**Your assignment:** The data below should be copied out exactly, with its pictures omitted.

Stored data entries:

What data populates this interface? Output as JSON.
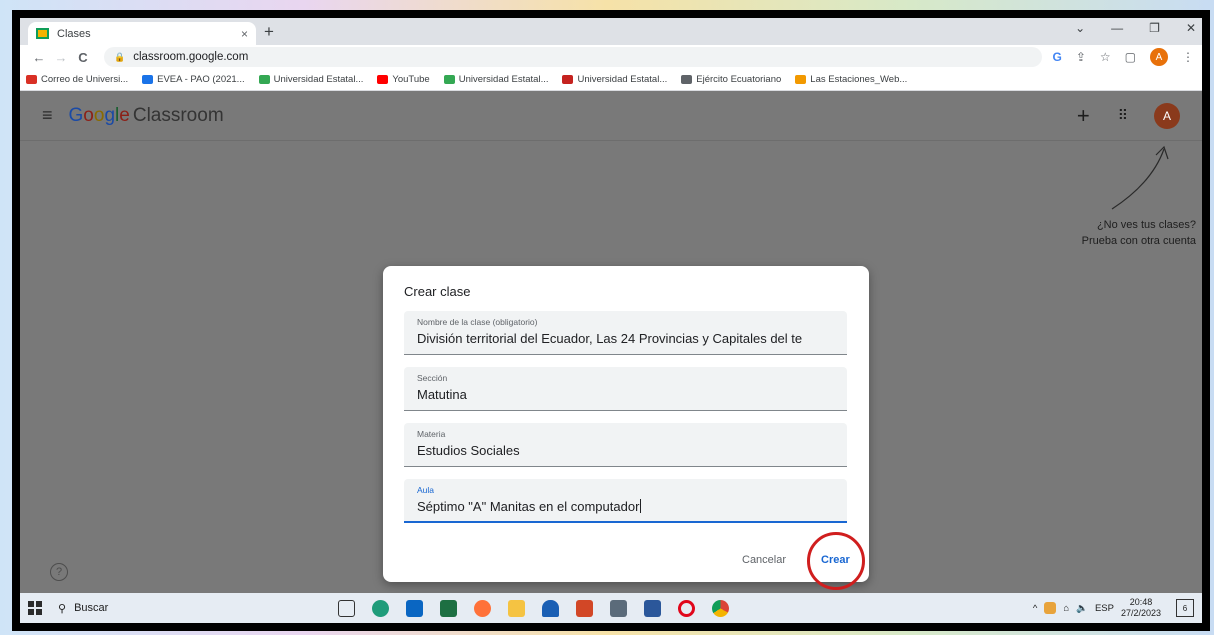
{
  "browser": {
    "tab_title": "Clases",
    "tab_close": "×",
    "new_tab": "+",
    "url": "classroom.google.com",
    "window_controls": [
      "⌄",
      "—",
      "❐",
      "✕"
    ],
    "nav": {
      "back": "←",
      "forward": "→",
      "reload": "C"
    },
    "toolbar_icons": {
      "google": "G",
      "share": "⇪",
      "star": "☆",
      "sidepanel": "▢",
      "profile": "A",
      "menu": "⋮"
    },
    "bookmarks": [
      {
        "label": "Correo de Universi...",
        "color": "#d93025"
      },
      {
        "label": "EVEA - PAO (2021...",
        "color": "#1a73e8"
      },
      {
        "label": "Universidad Estatal...",
        "color": "#34a853"
      },
      {
        "label": "YouTube",
        "color": "#ff0000"
      },
      {
        "label": "Universidad Estatal...",
        "color": "#34a853"
      },
      {
        "label": "Universidad Estatal...",
        "color": "#c5221f"
      },
      {
        "label": "Ejército Ecuatoriano",
        "color": "#5f6368"
      },
      {
        "label": "Las Estaciones_Web...",
        "color": "#f29900"
      }
    ]
  },
  "app": {
    "logo": {
      "g": "G",
      "o1": "o",
      "o2": "o",
      "g2": "g",
      "l": "l",
      "e": "e",
      "product": "Classroom"
    },
    "header_icons": {
      "menu": "≡",
      "add": "+",
      "apps": "⠿",
      "avatar": "A"
    },
    "hint_line1": "¿No ves tus clases?",
    "hint_line2": "Prueba con otra cuenta",
    "help": "?"
  },
  "dialog": {
    "title": "Crear clase",
    "fields": [
      {
        "label": "Nombre de la clase (obligatorio)",
        "value": "División territorial del Ecuador,  Las 24 Provincias y Capitales del te"
      },
      {
        "label": "Sección",
        "value": "Matutina"
      },
      {
        "label": "Materia",
        "value": "Estudios Sociales"
      },
      {
        "label": "Aula",
        "value": "Séptimo \"A\" Manitas en el computador"
      }
    ],
    "cancel": "Cancelar",
    "create": "Crear"
  },
  "taskbar": {
    "search": "Buscar",
    "apps": [
      "task-view",
      "edge",
      "mail",
      "excel",
      "firefox",
      "explorer",
      "headset",
      "powerpoint",
      "camera",
      "word",
      "opera",
      "chrome"
    ],
    "tray_language": "ESP",
    "time": "20:48",
    "date": "27/2/2023",
    "notifications": "6",
    "tray_up": "^"
  }
}
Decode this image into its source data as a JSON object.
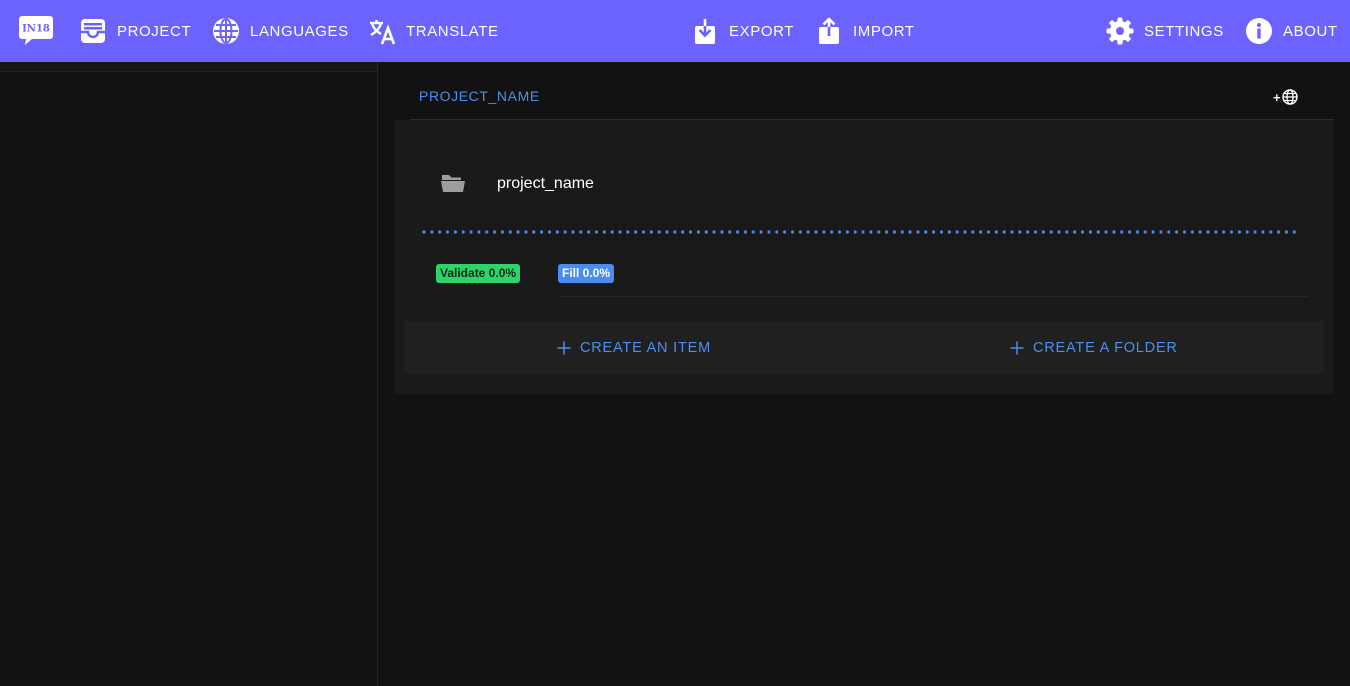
{
  "nav": {
    "logo_text": "IN18",
    "items": [
      {
        "label": "PROJECT",
        "icon": "project-inbox-icon"
      },
      {
        "label": "LANGUAGES",
        "icon": "globe-icon"
      },
      {
        "label": "TRANSLATE",
        "icon": "translate-icon"
      },
      {
        "label": "EXPORT",
        "icon": "export-download-icon"
      },
      {
        "label": "IMPORT",
        "icon": "import-upload-icon"
      },
      {
        "label": "SETTINGS",
        "icon": "gear-icon"
      },
      {
        "label": "ABOUT",
        "icon": "info-icon"
      }
    ]
  },
  "breadcrumb": {
    "project": "PROJECT_NAME",
    "add_language_symbol": "+",
    "add_language_icon": "globe-icon"
  },
  "folder": {
    "name": "project_name",
    "icon": "folder-open-icon"
  },
  "stats": {
    "validate": "Validate 0.0%",
    "fill": "Fill 0.0%"
  },
  "actions": {
    "create_item": "CREATE AN ITEM",
    "create_folder": "CREATE A FOLDER"
  },
  "colors": {
    "accent": "#6c63ff",
    "link": "#4d8ef0",
    "validate": "#2ed36a",
    "fill": "#4a8cf0",
    "background": "#121212"
  }
}
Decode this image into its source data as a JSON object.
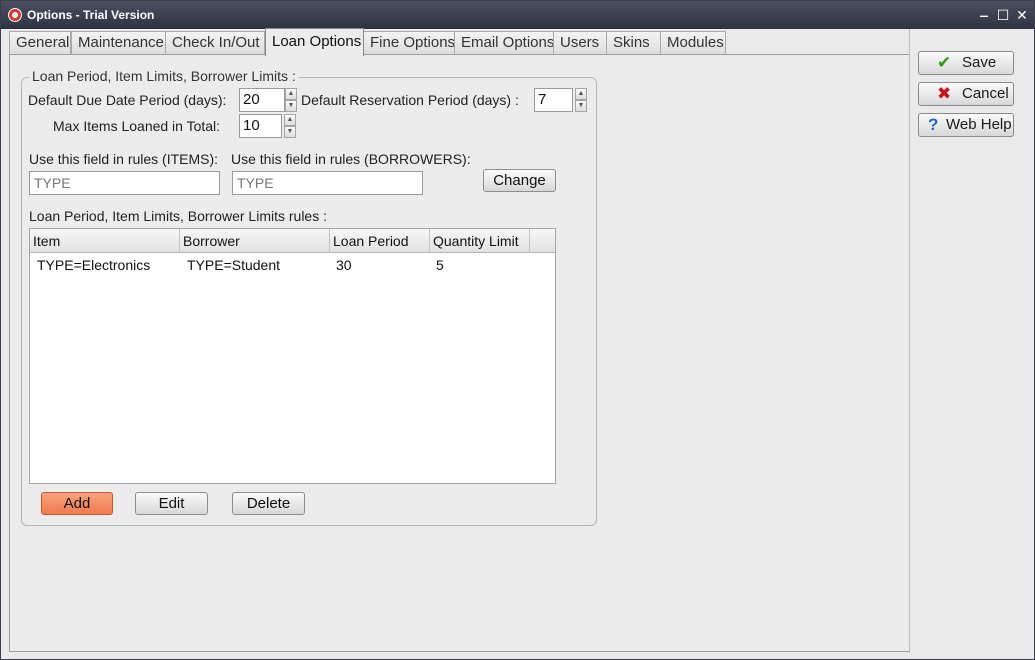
{
  "window": {
    "title": "Options - Trial Version",
    "controls": {
      "minimize": "‒",
      "maximize": "☐",
      "close": "✕"
    }
  },
  "tabs": [
    {
      "label": "General"
    },
    {
      "label": "Maintenance"
    },
    {
      "label": "Check In/Out"
    },
    {
      "label": "Loan Options",
      "active": true
    },
    {
      "label": "Fine Options"
    },
    {
      "label": "Email Options"
    },
    {
      "label": "Users"
    },
    {
      "label": "Skins"
    },
    {
      "label": "Modules"
    }
  ],
  "loan_group": {
    "legend": "Loan Period, Item Limits, Borrower Limits :",
    "due_date_label": "Default Due Date Period (days):",
    "due_date_value": "20",
    "reservation_label": "Default Reservation Period (days) :",
    "reservation_value": "7",
    "max_items_label": "Max Items Loaned in Total:",
    "max_items_value": "10",
    "items_field_label": "Use this field in rules (ITEMS):",
    "items_field_value": "TYPE",
    "borrowers_field_label": "Use this field in rules (BORROWERS):",
    "borrowers_field_value": "TYPE",
    "change_button": "Change",
    "rules_label": "Loan Period, Item Limits, Borrower Limits rules :"
  },
  "rules_table": {
    "columns": [
      "Item",
      "Borrower",
      "Loan Period",
      "Quantity Limit"
    ],
    "rows": [
      [
        "TYPE=Electronics",
        "TYPE=Student",
        "30",
        "5"
      ]
    ]
  },
  "rule_buttons": {
    "add": "Add",
    "edit": "Edit",
    "delete": "Delete"
  },
  "side_buttons": {
    "save": "Save",
    "cancel": "Cancel",
    "help": "Web Help"
  },
  "colors": {
    "accent_add": "#ef7b4f",
    "save_check": "#2e9a1c",
    "cancel_x": "#c9141b",
    "help_q": "#1f67c9"
  }
}
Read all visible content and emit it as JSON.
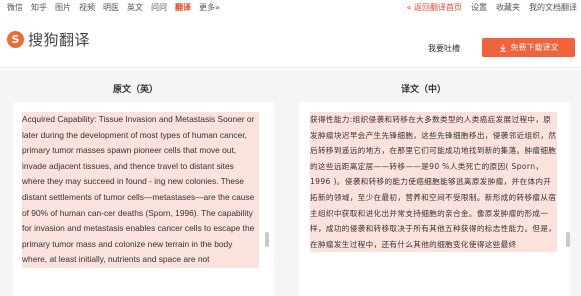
{
  "topnav": {
    "links": [
      "微信",
      "知乎",
      "图片",
      "视频",
      "明医",
      "英文",
      "问问",
      "翻译",
      "更多»"
    ],
    "active_index": 7,
    "right_links": [
      "« 返回翻译首页",
      "设置",
      "收藏夹",
      "我的文档翻译"
    ]
  },
  "header": {
    "logo_mark": "S",
    "logo_text": "搜狗翻译",
    "feedback": "我要吐槽",
    "download_icon": "download-arrow-icon",
    "download_label": "免费下载译文"
  },
  "columns": {
    "source_title": "原文（英）",
    "target_title": "译文（中）"
  },
  "source_text": "Acquired Capability: Tissue Invasion and Metastasis Sooner or later during the development of most types of human cancer, primary tumor masses spawn pioneer cells that move out, invade adjacent tissues, and thence travel to distant sites where they may succeed in found - ing new colonies. These distant settlements of tumor cells—metastases—are the cause of 90% of human can-cer deaths (Sporn, 1996). The capability for invasion and metastasis enables cancer cells to escape the primary tumor mass and colonize new terrain in the body where, at least initially, nutrients and space are not",
  "target_text": "获得性能力:组织侵袭和转移在大多数类型的人类癌症发展过程中，原发肿瘤块迟早会产生先锋细胞，这些先锋细胞移出，侵袭邻近组织，然后转移到遥远的地方，在那里它们可能成功地找到新的集落。肿瘤细胞的这些远距离定居——转移——是90 %人类死亡的原因( Sporn，1996 )。侵袭和转移的能力使癌细胞能够逃离原发肿瘤，并在体内开拓新的领域，至少在最初，营养和空间不受限制。新形成的转移瘤从宿主组织中获取和进化出并常支持细胞的亲合金。像原发肿瘤的形成一样，成功的侵袭和转移取决于所有其他五种获得的标志性能力。但是，在肿瘤发生过程中，还有什么其他的细胞变化使得这些最终"
}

**Finished exercise:**
What data populates this interface? Output as JSON.
{
  "browser": {
    "tab_title": "Clases",
    "tab_close": "×",
    "new_tab": "+",
    "url": "classroom.google.com",
    "window_controls": [
      "⌄",
      "—",
      "❐",
      "✕"
    ],
    "nav": {
      "back": "←",
      "forward": "→",
      "reload": "C"
    },
    "toolbar_icons": {
      "google": "G",
      "share": "⇪",
      "star": "☆",
      "sidepanel": "▢",
      "profile": "A",
      "menu": "⋮"
    },
    "bookmarks": [
      {
        "label": "Correo de Universi...",
        "color": "#d93025"
      },
      {
        "label": "EVEA - PAO (2021...",
        "color": "#1a73e8"
      },
      {
        "label": "Universidad Estatal...",
        "color": "#34a853"
      },
      {
        "label": "YouTube",
        "color": "#ff0000"
      },
      {
        "label": "Universidad Estatal...",
        "color": "#34a853"
      },
      {
        "label": "Universidad Estatal...",
        "color": "#c5221f"
      },
      {
        "label": "Ejército Ecuatoriano",
        "color": "#5f6368"
      },
      {
        "label": "Las Estaciones_Web...",
        "color": "#f29900"
      }
    ]
  },
  "app": {
    "logo": {
      "g": "G",
      "o1": "o",
      "o2": "o",
      "g2": "g",
      "l": "l",
      "e": "e",
      "product": "Classroom"
    },
    "header_icons": {
      "menu": "≡",
      "add": "+",
      "apps": "⠿",
      "avatar": "A"
    },
    "hint_line1": "¿No ves tus clases?",
    "hint_line2": "Prueba con otra cuenta",
    "help": "?"
  },
  "dialog": {
    "title": "Crear clase",
    "fields": [
      {
        "label": "Nombre de la clase (obligatorio)",
        "value": "División territorial del Ecuador,  Las 24 Provincias y Capitales del te"
      },
      {
        "label": "Sección",
        "value": "Matutina"
      },
      {
        "label": "Materia",
        "value": "Estudios Sociales"
      },
      {
        "label": "Aula",
        "value": "Séptimo \"A\" Manitas en el computador"
      }
    ],
    "cancel": "Cancelar",
    "create": "Crear"
  },
  "taskbar": {
    "search": "Buscar",
    "apps": [
      "task-view",
      "edge",
      "mail",
      "excel",
      "firefox",
      "explorer",
      "headset",
      "powerpoint",
      "camera",
      "word",
      "opera",
      "chrome"
    ],
    "tray_language": "ESP",
    "time": "20:48",
    "date": "27/2/2023",
    "notifications": "6",
    "tray_up": "^"
  }
}
Decode this image into its source data as a JSON object.
{
  "nav": {
    "logo_text": "IN18",
    "items": [
      {
        "label": "PROJECT",
        "icon": "project-inbox-icon"
      },
      {
        "label": "LANGUAGES",
        "icon": "globe-icon"
      },
      {
        "label": "TRANSLATE",
        "icon": "translate-icon"
      },
      {
        "label": "EXPORT",
        "icon": "export-download-icon"
      },
      {
        "label": "IMPORT",
        "icon": "import-upload-icon"
      },
      {
        "label": "SETTINGS",
        "icon": "gear-icon"
      },
      {
        "label": "ABOUT",
        "icon": "info-icon"
      }
    ]
  },
  "breadcrumb": {
    "project": "PROJECT_NAME",
    "add_language_symbol": "+",
    "add_language_icon": "globe-icon"
  },
  "folder": {
    "name": "project_name",
    "icon": "folder-open-icon"
  },
  "stats": {
    "validate": "Validate 0.0%",
    "fill": "Fill 0.0%"
  },
  "actions": {
    "create_item": "CREATE AN ITEM",
    "create_folder": "CREATE A FOLDER"
  },
  "colors": {
    "accent": "#6c63ff",
    "link": "#4d8ef0",
    "validate": "#2ed36a",
    "fill": "#4a8cf0",
    "background": "#121212"
  }
}
Decode this image into its source data as a JSON object.
{
  "window": {
    "title": "Options - Trial Version",
    "controls": {
      "minimize": "‒",
      "maximize": "☐",
      "close": "✕"
    }
  },
  "tabs": [
    {
      "label": "General"
    },
    {
      "label": "Maintenance"
    },
    {
      "label": "Check In/Out"
    },
    {
      "label": "Loan Options",
      "active": true
    },
    {
      "label": "Fine Options"
    },
    {
      "label": "Email Options"
    },
    {
      "label": "Users"
    },
    {
      "label": "Skins"
    },
    {
      "label": "Modules"
    }
  ],
  "loan_group": {
    "legend": "Loan Period, Item Limits, Borrower Limits :",
    "due_date_label": "Default Due Date Period (days):",
    "due_date_value": "20",
    "reservation_label": "Default Reservation Period (days) :",
    "reservation_value": "7",
    "max_items_label": "Max Items Loaned in Total:",
    "max_items_value": "10",
    "items_field_label": "Use this field in rules (ITEMS):",
    "items_field_value": "TYPE",
    "borrowers_field_label": "Use this field in rules (BORROWERS):",
    "borrowers_field_value": "TYPE",
    "change_button": "Change",
    "rules_label": "Loan Period, Item Limits, Borrower Limits rules :"
  },
  "rules_table": {
    "columns": [
      "Item",
      "Borrower",
      "Loan Period",
      "Quantity Limit"
    ],
    "rows": [
      [
        "TYPE=Electronics",
        "TYPE=Student",
        "30",
        "5"
      ]
    ]
  },
  "rule_buttons": {
    "add": "Add",
    "edit": "Edit",
    "delete": "Delete"
  },
  "side_buttons": {
    "save": "Save",
    "cancel": "Cancel",
    "help": "Web Help"
  },
  "colors": {
    "accent_add": "#ef7b4f",
    "save_check": "#2e9a1c",
    "cancel_x": "#c9141b",
    "help_q": "#1f67c9"
  }
}
Read all visible content and emit it as JSON.
{
  "topnav": {
    "links": [
      "微信",
      "知乎",
      "图片",
      "视频",
      "明医",
      "英文",
      "问问",
      "翻译",
      "更多»"
    ],
    "active_index": 7,
    "right_links": [
      "« 返回翻译首页",
      "设置",
      "收藏夹",
      "我的文档翻译"
    ]
  },
  "header": {
    "logo_mark": "S",
    "logo_text": "搜狗翻译",
    "feedback": "我要吐槽",
    "download_icon": "download-arrow-icon",
    "download_label": "免费下载译文"
  },
  "columns": {
    "source_title": "原文（英）",
    "target_title": "译文（中）"
  },
  "source_text": "Acquired Capability: Tissue Invasion and Metastasis Sooner or later during the development of most types of human cancer, primary tumor masses spawn pioneer cells that move out, invade adjacent tissues, and thence travel to distant sites where they may succeed in found - ing new colonies. These distant settlements of tumor cells—metastases—are the cause of 90% of human can-cer deaths (Sporn, 1996). The capability for invasion and metastasis enables cancer cells to escape the primary tumor mass and colonize new terrain in the body where, at least initially, nutrients and space are not",
  "target_text": "获得性能力:组织侵袭和转移在大多数类型的人类癌症发展过程中，原发肿瘤块迟早会产生先锋细胞，这些先锋细胞移出，侵袭邻近组织，然后转移到遥远的地方，在那里它们可能成功地找到新的集落。肿瘤细胞的这些远距离定居——转移——是90 %人类死亡的原因( Sporn，1996 )。侵袭和转移的能力使癌细胞能够逃离原发肿瘤，并在体内开拓新的领域，至少在最初，营养和空间不受限制。新形成的转移瘤从宿主组织中获取和进化出并常支持细胞的亲合金。像原发肿瘤的形成一样，成功的侵袭和转移取决于所有其他五种获得的标志性能力。但是，在肿瘤发生过程中，还有什么其他的细胞变化使得这些最终"
}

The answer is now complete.